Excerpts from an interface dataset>
== Segment start ==
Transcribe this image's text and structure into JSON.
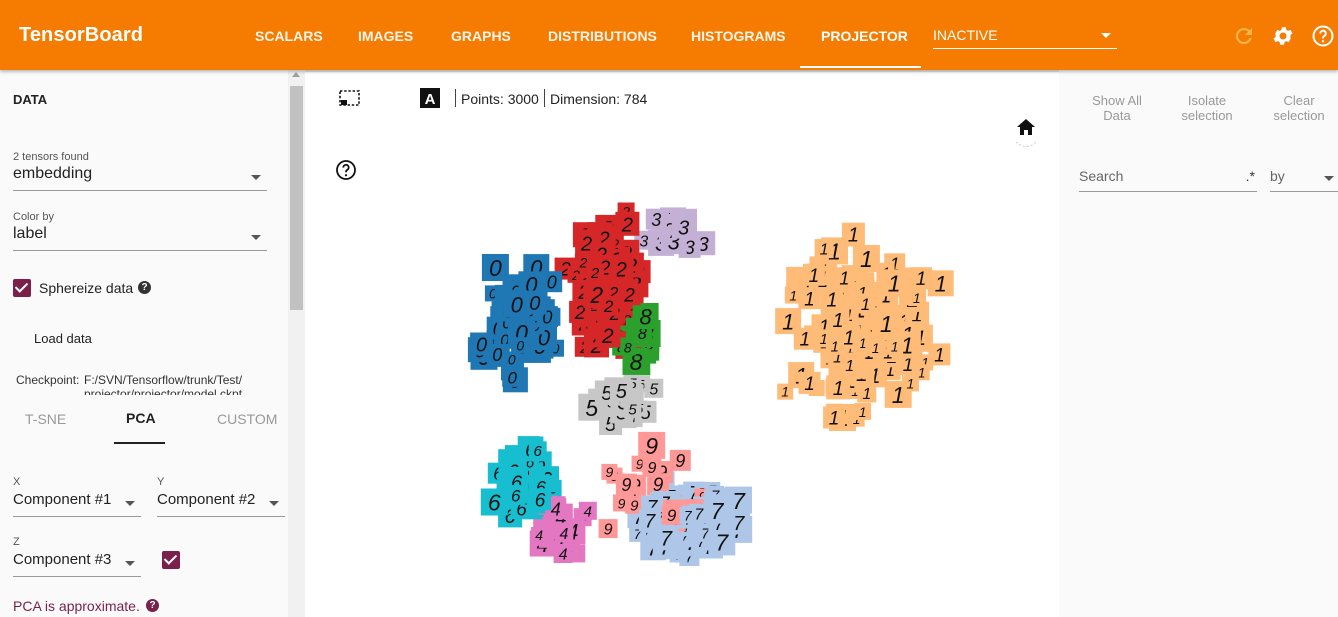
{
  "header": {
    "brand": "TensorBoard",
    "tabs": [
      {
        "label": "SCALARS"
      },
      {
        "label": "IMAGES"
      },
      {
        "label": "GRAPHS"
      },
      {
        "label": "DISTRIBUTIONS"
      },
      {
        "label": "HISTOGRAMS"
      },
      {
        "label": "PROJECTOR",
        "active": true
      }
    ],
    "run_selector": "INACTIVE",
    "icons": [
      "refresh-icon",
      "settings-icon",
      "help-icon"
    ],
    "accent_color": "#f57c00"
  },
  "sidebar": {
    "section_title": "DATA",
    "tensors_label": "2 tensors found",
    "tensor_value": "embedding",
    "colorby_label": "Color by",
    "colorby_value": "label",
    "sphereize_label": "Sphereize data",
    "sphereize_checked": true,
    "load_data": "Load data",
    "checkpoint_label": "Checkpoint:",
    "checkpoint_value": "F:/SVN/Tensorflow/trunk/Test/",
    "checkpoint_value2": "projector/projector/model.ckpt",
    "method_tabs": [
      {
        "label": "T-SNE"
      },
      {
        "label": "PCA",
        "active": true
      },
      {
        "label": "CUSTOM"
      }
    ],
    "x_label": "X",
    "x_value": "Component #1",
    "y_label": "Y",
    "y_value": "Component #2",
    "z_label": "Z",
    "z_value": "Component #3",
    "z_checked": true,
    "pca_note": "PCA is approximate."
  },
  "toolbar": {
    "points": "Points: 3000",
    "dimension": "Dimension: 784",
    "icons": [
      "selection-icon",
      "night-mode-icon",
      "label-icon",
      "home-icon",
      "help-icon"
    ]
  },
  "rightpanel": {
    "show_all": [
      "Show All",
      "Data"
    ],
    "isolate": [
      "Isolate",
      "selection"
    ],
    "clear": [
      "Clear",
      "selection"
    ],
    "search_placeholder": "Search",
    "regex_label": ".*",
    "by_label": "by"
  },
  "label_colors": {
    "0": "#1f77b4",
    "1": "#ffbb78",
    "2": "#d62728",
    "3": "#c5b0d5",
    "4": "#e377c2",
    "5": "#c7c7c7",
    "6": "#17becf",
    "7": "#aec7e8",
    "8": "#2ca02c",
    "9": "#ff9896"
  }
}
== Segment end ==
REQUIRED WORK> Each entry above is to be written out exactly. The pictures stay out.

RESPONSE TO THIS TASK>
Transcribe this image's text and structure into JSON.
{
  "header": {
    "brand": "TensorBoard",
    "tabs": [
      {
        "label": "SCALARS"
      },
      {
        "label": "IMAGES"
      },
      {
        "label": "GRAPHS"
      },
      {
        "label": "DISTRIBUTIONS"
      },
      {
        "label": "HISTOGRAMS"
      },
      {
        "label": "PROJECTOR",
        "active": true
      }
    ],
    "run_selector": "INACTIVE",
    "icons": [
      "refresh-icon",
      "settings-icon",
      "help-icon"
    ],
    "accent_color": "#f57c00"
  },
  "sidebar": {
    "section_title": "DATA",
    "tensors_label": "2 tensors found",
    "tensor_value": "embedding",
    "colorby_label": "Color by",
    "colorby_value": "label",
    "sphereize_label": "Sphereize data",
    "sphereize_checked": true,
    "load_data": "Load data",
    "checkpoint_label": "Checkpoint:",
    "checkpoint_value": "F:/SVN/Tensorflow/trunk/Test/",
    "checkpoint_value2": "projector/projector/model.ckpt",
    "method_tabs": [
      {
        "label": "T-SNE"
      },
      {
        "label": "PCA",
        "active": true
      },
      {
        "label": "CUSTOM"
      }
    ],
    "x_label": "X",
    "x_value": "Component #1",
    "y_label": "Y",
    "y_value": "Component #2",
    "z_label": "Z",
    "z_value": "Component #3",
    "z_checked": true,
    "pca_note": "PCA is approximate."
  },
  "toolbar": {
    "points": "Points: 3000",
    "dimension": "Dimension: 784",
    "icons": [
      "selection-icon",
      "night-mode-icon",
      "label-icon",
      "home-icon",
      "help-icon"
    ]
  },
  "rightpanel": {
    "show_all": [
      "Show All",
      "Data"
    ],
    "isolate": [
      "Isolate",
      "selection"
    ],
    "clear": [
      "Clear",
      "selection"
    ],
    "search_placeholder": "Search",
    "regex_label": ".*",
    "by_label": "by"
  },
  "label_colors": {
    "0": "#1f77b4",
    "1": "#ffbb78",
    "2": "#d62728",
    "3": "#c5b0d5",
    "4": "#e377c2",
    "5": "#c7c7c7",
    "6": "#17becf",
    "7": "#aec7e8",
    "8": "#2ca02c",
    "9": "#ff9896"
  }
}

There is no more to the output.